28th August. Feast day of St Augustine.
St Augustine said of receiving communion: Estote quod videtis, et accipite quod estis. A common translation is, “Be what you see, receive what you are.”
I want to speculate as to how the idea of transformation got into our religious and political vocabulary. My idea is that came eucharistic theology. The liturgy of the eucharist entails a transformation of the bread into the body of Christ. With the introduction of the doctrine of transubstantiation, this means that the transformation was said to be real. Thus, what we are “receiving” is something transformed; what “we are” is something transformed. Leaving aside it being about incorporation into a new social body (Church), it strikes me a false interpretation is at hand with regards to the individual believer. Rather than signalling a transformation in us to new divinity, the eucharist signals the restoration of our divinity.

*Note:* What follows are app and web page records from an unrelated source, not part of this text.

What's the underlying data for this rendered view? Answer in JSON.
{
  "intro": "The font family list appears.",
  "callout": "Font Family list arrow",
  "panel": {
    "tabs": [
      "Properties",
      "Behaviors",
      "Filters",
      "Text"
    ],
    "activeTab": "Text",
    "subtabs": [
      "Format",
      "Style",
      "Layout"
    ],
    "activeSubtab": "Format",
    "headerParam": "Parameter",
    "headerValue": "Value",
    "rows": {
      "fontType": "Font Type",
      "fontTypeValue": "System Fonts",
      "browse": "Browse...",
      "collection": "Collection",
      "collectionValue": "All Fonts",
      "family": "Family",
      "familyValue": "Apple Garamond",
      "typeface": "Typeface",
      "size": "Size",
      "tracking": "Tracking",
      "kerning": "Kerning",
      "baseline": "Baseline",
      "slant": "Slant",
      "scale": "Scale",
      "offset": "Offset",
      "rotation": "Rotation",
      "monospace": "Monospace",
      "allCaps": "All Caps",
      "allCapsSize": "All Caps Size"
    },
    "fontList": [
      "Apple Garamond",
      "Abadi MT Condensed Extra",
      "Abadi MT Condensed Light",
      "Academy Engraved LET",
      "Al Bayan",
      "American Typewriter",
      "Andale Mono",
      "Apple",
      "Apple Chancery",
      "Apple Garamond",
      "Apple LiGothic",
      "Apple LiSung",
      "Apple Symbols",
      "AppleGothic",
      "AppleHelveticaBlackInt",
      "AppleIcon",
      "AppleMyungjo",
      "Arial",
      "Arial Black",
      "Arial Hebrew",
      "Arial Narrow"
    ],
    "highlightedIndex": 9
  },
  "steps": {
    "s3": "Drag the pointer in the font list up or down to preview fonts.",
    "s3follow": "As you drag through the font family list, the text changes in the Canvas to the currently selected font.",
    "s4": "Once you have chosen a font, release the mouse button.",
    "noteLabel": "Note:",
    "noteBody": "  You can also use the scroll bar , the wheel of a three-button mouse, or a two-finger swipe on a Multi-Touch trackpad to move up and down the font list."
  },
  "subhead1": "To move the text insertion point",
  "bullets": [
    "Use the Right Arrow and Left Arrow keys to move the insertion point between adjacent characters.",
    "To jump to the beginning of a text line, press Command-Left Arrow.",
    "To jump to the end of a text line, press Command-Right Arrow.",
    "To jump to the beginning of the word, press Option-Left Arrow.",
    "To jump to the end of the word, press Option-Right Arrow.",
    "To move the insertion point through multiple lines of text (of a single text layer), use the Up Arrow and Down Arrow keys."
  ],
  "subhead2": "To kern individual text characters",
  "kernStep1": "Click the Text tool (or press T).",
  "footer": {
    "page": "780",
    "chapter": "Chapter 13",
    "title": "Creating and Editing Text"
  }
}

In this way, it was right to see the mass as actually remitting sin. But this happens through a renewed liturgical vision (“with the eyes of faith” in Augustine’s text) at what is given in the mass (restoration, unity, peace). This fits with issues around justification by faith alone and whether participation in the sacrament effects restoration: it is not a mingling with a real new divine body which transforms us, really: it is viewing with eyes of faith the restoration which the sacrifice effects in us. Such is the sacrament of peace and unity which Augustine espouses in sermon 272.